Her poem Invitation is from someone who has traveled too much, or at least excepted too many invitations to various events. Hirshfied gives us the half thoughts of someone telling their tale between stations of awareness--the mind is half asleep, on the edge of blacking out, while the other is barely focused at all. Large gaps between the vectoring comings and goings leave much for the reader to fill in, and one senses as well that Hirshfield is attempting in someway to fill those holes herself. The poem reads more like an outline rather than a conventional narrative; this seems like a map of where she has been ; with the dates, faces, names, and causes blurring into an impressionist squint, the speaker attempts to find a center of being, a sense of gravity where the body feels it has weight rather than being spectral, ghost like, a presence hardly accounted for that in turn cannot engage the special occasions she's been invited to attend.
Before you have said yes or no,
slip into its coat sleeves,
and on your feet,
the only shoes bearable
for many days' travel.
Unseen, the two small fawns
grazing in sun outside the window,
their freckled haunches
and hooves' black teaspoons.
Abandoned, the ripening zucchini inside the fence.
Krakow, Galway, Beijing—
how is a city folded so lightly
inside a half-ounce envelope and some ink?
That small museum outside Philadephia,
is it still open,
and if so, is there a later train?
The moment averts its eyes to this impoliteness.
It waits for its guest
to return to her bathrobe and slippers,
her cup of good coffee, her manners.
The morning paper,
rustling in hand,
gives off a present fragrance, however slight.
But invitation's perfume?—
Quick as a kidnap,
faithless as adultery,
fatal as hope.
Lovely, really, this small mystery of perception. This is someone finding their experience collapsed upon itself under the weight of sameness--sleepwalking is the apt metaphor here, as the receiver of the invitation finds herself putting on a familiar coat and comfortable shoes she associates for long periods on foot. Even the home, with which she ought to be intimate with and sad to leave yet again becomes instead, just another item that comes and goes . With eyes open and senses in tact, everything is at the edge of recognition, teetering between acute awareness and conditioned amnesia.
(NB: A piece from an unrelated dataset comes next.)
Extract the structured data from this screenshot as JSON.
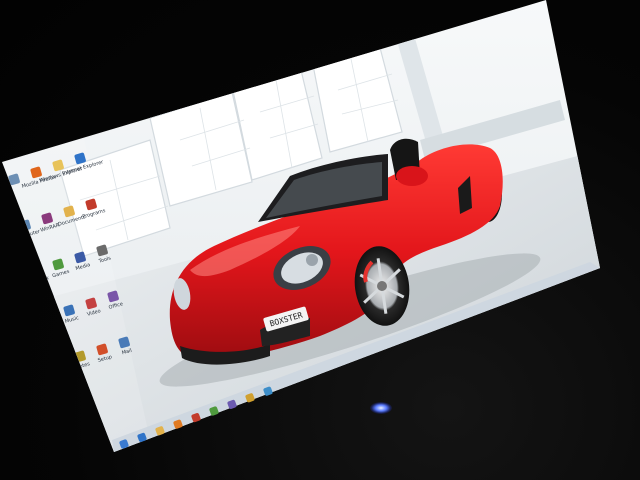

Like her map of places to go and the roads to take in order to arrive on time, the world is small and lacking in wonder. This is a mind forcing itself to address what it is it has recently dealt with, an attempt to chip away at the dullness of mind that overcomes even the most alert and sensitive soul. This is a poem about whirling through the hard, detailed vagaries of things and realizing that one isn't broadened for the relentless exposure, but depleted.